Fighting, Aggression, and the Brain
Many neurological studies of boxers seem to have focused on sustained damage to the brain after a fighter has taken numerous hits to the head. While these studies are of great of significance, I think an equally important study would seek to determine how well fighters can control aggressive impulses. Controlling aggression is of extreme importance, and many styles attempt to discipline their fighters with this very tenant, after all, if aggression is not tempered in a fight with a worthy opponent, it puts the fighter at a disadvantage.
A person’s behavioral repertoire is engrained in their procedural memory, and so whether a person has spent years riding a bike, skiing, skateboarding or spelunking, the gradual fine-tuning of the actions that lead to an increased skill level (this is no doubt limited to the person’s biology) is also responsible for corresponding and subtle neurological changes. If a fighter has had to practice self-control, especially in the face of a fight, it is hard to imagine the brain not neurologically incorporating this into memory; many fighters have realized this in the sense that their style “becomes” them. The more you drill a particular response in the face of a particular stimulus, the more likely you are to elicit that response in the face of future occurrences of the same stimulus.
Fighting isn’t just a sequence of elicited responses, however. Fighters are continually strategizing and planning their moves. This necessitates an increased amount of activity in the frontal lobes, but begs the question, how much of controlling aggression is strategy? Is simply picking the right moment to throw a punch the same as controlling aggression, or is controlling aggression more about keeping rage and frustration in check? How wide is the gap between a violent outburst and a sparring session?
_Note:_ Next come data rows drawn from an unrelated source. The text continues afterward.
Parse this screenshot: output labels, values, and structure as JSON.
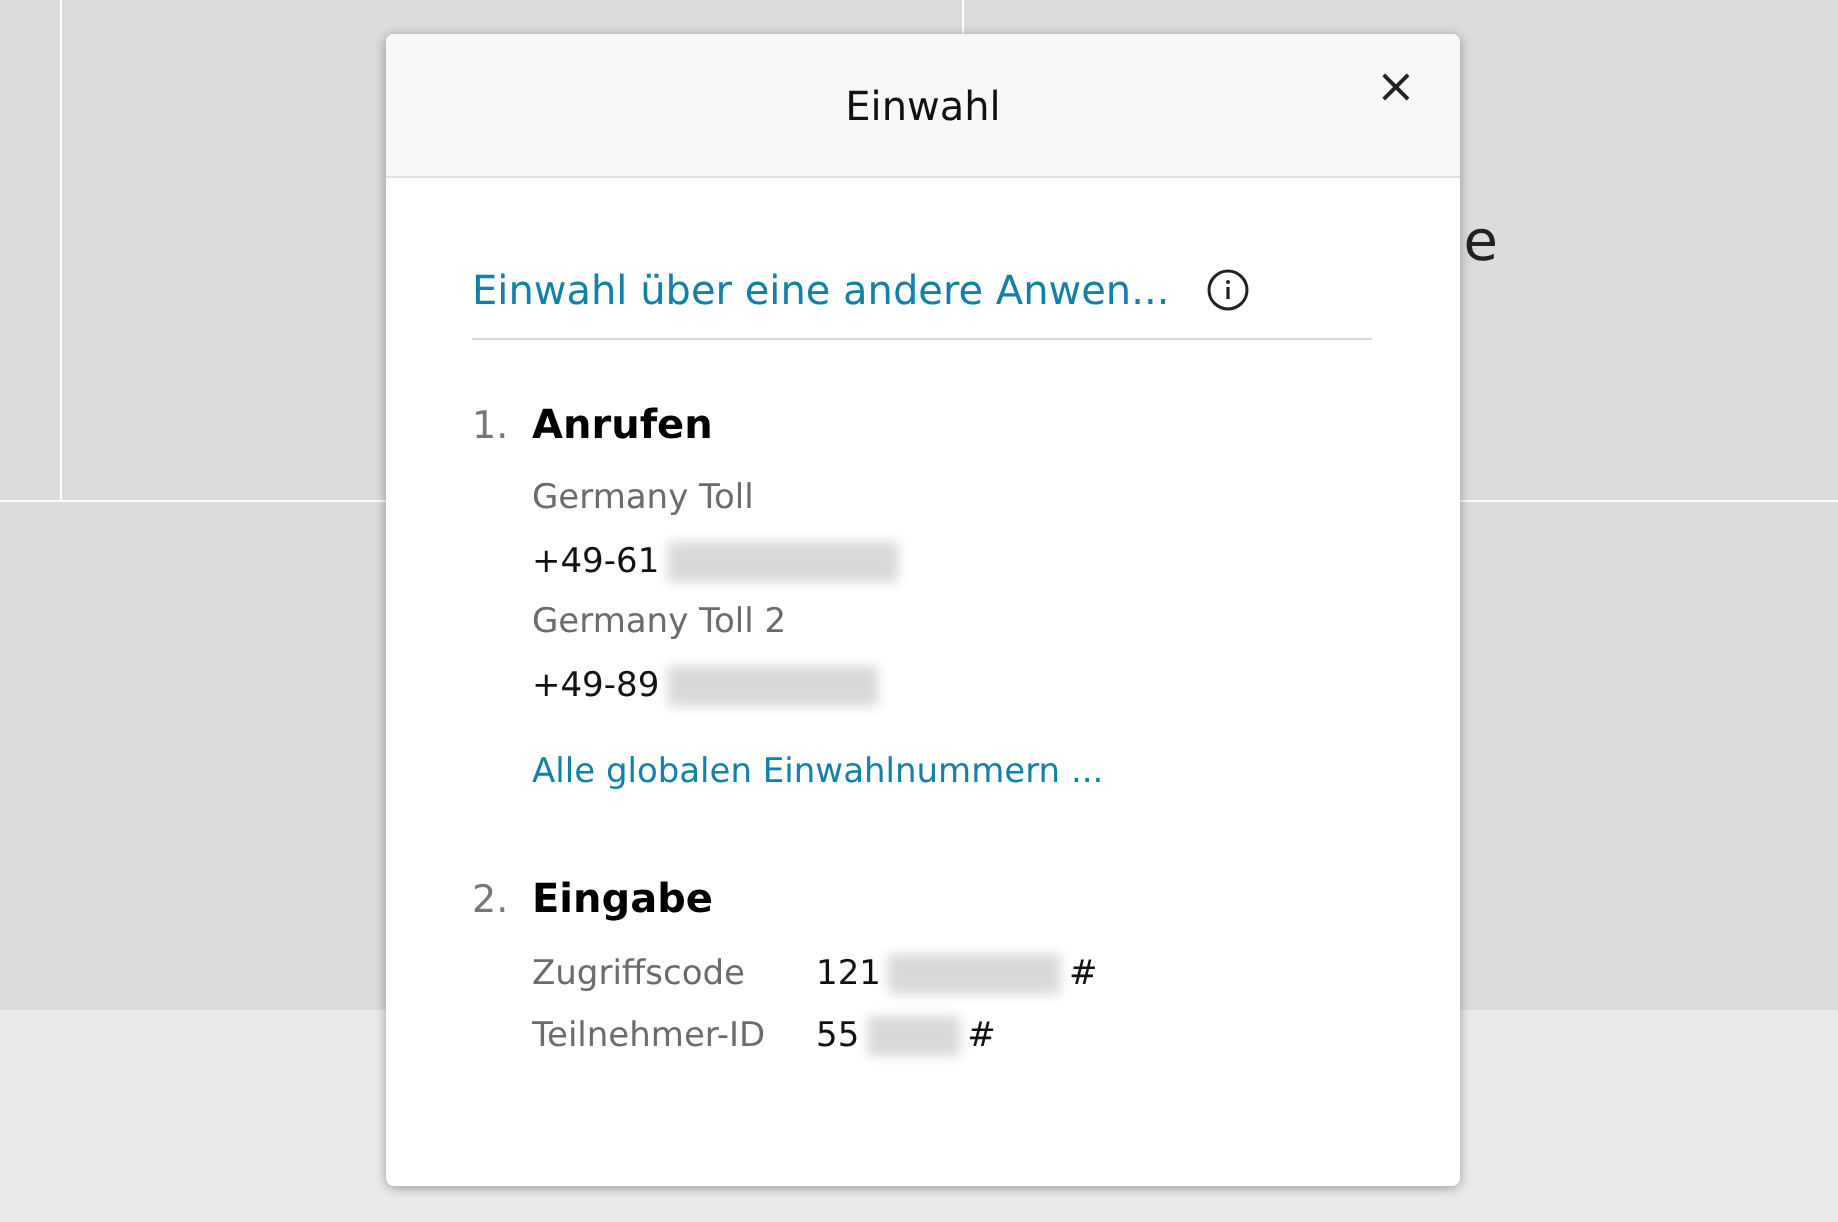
{
  "background": {
    "partial_text": "e"
  },
  "dialog": {
    "title": "Einwahl",
    "close": "×",
    "app_link": "Einwahl über eine andere Anwen...",
    "steps": [
      {
        "number": "1.",
        "title": "Anrufen",
        "kind": "phones",
        "numbers": [
          {
            "label": "Germany Toll",
            "value": "+49-61",
            "redacted": true
          },
          {
            "label": "Germany Toll 2",
            "value": "+49-89",
            "redacted": true
          }
        ],
        "link": "Alle globalen Einwahlnummern ..."
      },
      {
        "number": "2.",
        "title": "Eingabe",
        "kind": "codes",
        "codes": [
          {
            "label": "Zugriffscode",
            "value": "121",
            "redacted": true,
            "suffix": "#"
          },
          {
            "label": "Teilnehmer-ID",
            "value": "55",
            "redacted": true,
            "suffix": "#"
          }
        ]
      }
    ]
  }
}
Could this be the difference between reactive and instrumental systems?
These are the kinds of questions I would like to explore.